• **YOUR OBJECTIVE**
Copy all the records exactly; the complete set is the expected result.

• **Data records for software interfaces**
Segment Open

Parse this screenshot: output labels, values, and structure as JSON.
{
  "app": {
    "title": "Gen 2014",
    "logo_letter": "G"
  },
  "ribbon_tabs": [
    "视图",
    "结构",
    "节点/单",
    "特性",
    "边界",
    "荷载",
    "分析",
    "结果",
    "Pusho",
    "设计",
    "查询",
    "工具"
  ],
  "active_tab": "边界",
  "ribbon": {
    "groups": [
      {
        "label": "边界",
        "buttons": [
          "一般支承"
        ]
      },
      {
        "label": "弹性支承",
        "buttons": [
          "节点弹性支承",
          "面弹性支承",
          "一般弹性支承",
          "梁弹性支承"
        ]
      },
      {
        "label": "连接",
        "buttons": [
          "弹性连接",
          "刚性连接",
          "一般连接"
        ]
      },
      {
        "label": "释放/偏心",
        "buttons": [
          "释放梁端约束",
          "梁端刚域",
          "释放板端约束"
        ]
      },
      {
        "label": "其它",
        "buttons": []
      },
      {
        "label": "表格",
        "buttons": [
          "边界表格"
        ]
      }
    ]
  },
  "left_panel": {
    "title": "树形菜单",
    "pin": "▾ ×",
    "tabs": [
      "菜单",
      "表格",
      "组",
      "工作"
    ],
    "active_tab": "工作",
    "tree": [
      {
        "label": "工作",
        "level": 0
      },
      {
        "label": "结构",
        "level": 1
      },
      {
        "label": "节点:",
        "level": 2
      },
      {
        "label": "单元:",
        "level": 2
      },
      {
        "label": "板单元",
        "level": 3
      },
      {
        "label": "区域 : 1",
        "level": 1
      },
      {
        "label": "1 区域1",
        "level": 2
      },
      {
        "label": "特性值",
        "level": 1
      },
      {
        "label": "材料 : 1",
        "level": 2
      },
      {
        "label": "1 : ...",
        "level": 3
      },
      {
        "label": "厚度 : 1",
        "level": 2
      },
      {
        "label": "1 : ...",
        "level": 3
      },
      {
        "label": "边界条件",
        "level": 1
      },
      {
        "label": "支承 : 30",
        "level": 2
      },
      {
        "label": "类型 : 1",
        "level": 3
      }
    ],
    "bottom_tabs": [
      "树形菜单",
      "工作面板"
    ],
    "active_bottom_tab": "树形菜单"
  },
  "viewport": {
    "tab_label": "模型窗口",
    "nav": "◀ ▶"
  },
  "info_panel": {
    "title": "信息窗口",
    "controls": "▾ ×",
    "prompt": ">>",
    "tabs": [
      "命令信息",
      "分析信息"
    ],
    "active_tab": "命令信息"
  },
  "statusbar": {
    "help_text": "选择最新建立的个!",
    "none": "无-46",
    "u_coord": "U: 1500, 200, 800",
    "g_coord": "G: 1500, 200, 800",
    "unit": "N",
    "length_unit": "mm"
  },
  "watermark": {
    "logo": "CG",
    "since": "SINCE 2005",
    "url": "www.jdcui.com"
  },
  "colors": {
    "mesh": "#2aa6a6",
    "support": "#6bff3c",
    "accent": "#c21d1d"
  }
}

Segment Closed

• **ANSWER TO THIS TASK**
Parse this screenshot: output labels, values, and structure as JSON.
{
  "app": {
    "title": "Gen 2014",
    "logo_letter": "G"
  },
  "ribbon_tabs": [
    "视图",
    "结构",
    "节点/单",
    "特性",
    "边界",
    "荷载",
    "分析",
    "结果",
    "Pusho",
    "设计",
    "查询",
    "工具"
  ],
  "active_tab": "边界",
  "ribbon": {
    "groups": [
      {
        "label": "边界",
        "buttons": [
          "一般支承"
        ]
      },
      {
        "label": "弹性支承",
        "buttons": [
          "节点弹性支承",
          "面弹性支承",
          "一般弹性支承",
          "梁弹性支承"
        ]
      },
      {
        "label": "连接",
        "buttons": [
          "弹性连接",
          "刚性连接",
          "一般连接"
        ]
      },
      {
        "label": "释放/偏心",
        "buttons": [
          "释放梁端约束",
          "梁端刚域",
          "释放板端约束"
        ]
      },
      {
        "label": "其它",
        "buttons": []
      },
      {
        "label": "表格",
        "buttons": [
          "边界表格"
        ]
      }
    ]
  },
  "left_panel": {
    "title": "树形菜单",
    "pin": "▾ ×",
    "tabs": [
      "菜单",
      "表格",
      "组",
      "工作"
    ],
    "active_tab": "工作",
    "tree": [
      {
        "label": "工作",
        "level": 0
      },
      {
        "label": "结构",
        "level": 1
      },
      {
        "label": "节点:",
        "level": 2
      },
      {
        "label": "单元:",
        "level": 2
      },
      {
        "label": "板单元",
        "level": 3
      },
      {
        "label": "区域 : 1",
        "level": 1
      },
      {
        "label": "1 区域1",
        "level": 2
      },
      {
        "label": "特性值",
        "level": 1
      },
      {
        "label": "材料 : 1",
        "level": 2
      },
      {
        "label": "1 : ...",
        "level": 3
      },
      {
        "label": "厚度 : 1",
        "level": 2
      },
      {
        "label": "1 : ...",
        "level": 3
      },
      {
        "label": "边界条件",
        "level": 1
      },
      {
        "label": "支承 : 30",
        "level": 2
      },
      {
        "label": "类型 : 1",
        "level": 3
      }
    ],
    "bottom_tabs": [
      "树形菜单",
      "工作面板"
    ],
    "active_bottom_tab": "树形菜单"
  },
  "viewport": {
    "tab_label": "模型窗口",
    "nav": "◀ ▶"
  },
  "info_panel": {
    "title": "信息窗口",
    "controls": "▾ ×",
    "prompt": ">>",
    "tabs": [
      "命令信息",
      "分析信息"
    ],
    "active_tab": "命令信息"
  },
  "statusbar": {
    "help_text": "选择最新建立的个!",
    "none": "无-46",
    "u_coord": "U: 1500, 200, 800",
    "g_coord": "G: 1500, 200, 800",
    "unit": "N",
    "length_unit": "mm"
  },
  "watermark": {
    "logo": "CG",
    "since": "SINCE 2005",
    "url": "www.jdcui.com"
  },
  "colors": {
    "mesh": "#2aa6a6",
    "support": "#6bff3c",
    "accent": "#c21d1d"
  }
}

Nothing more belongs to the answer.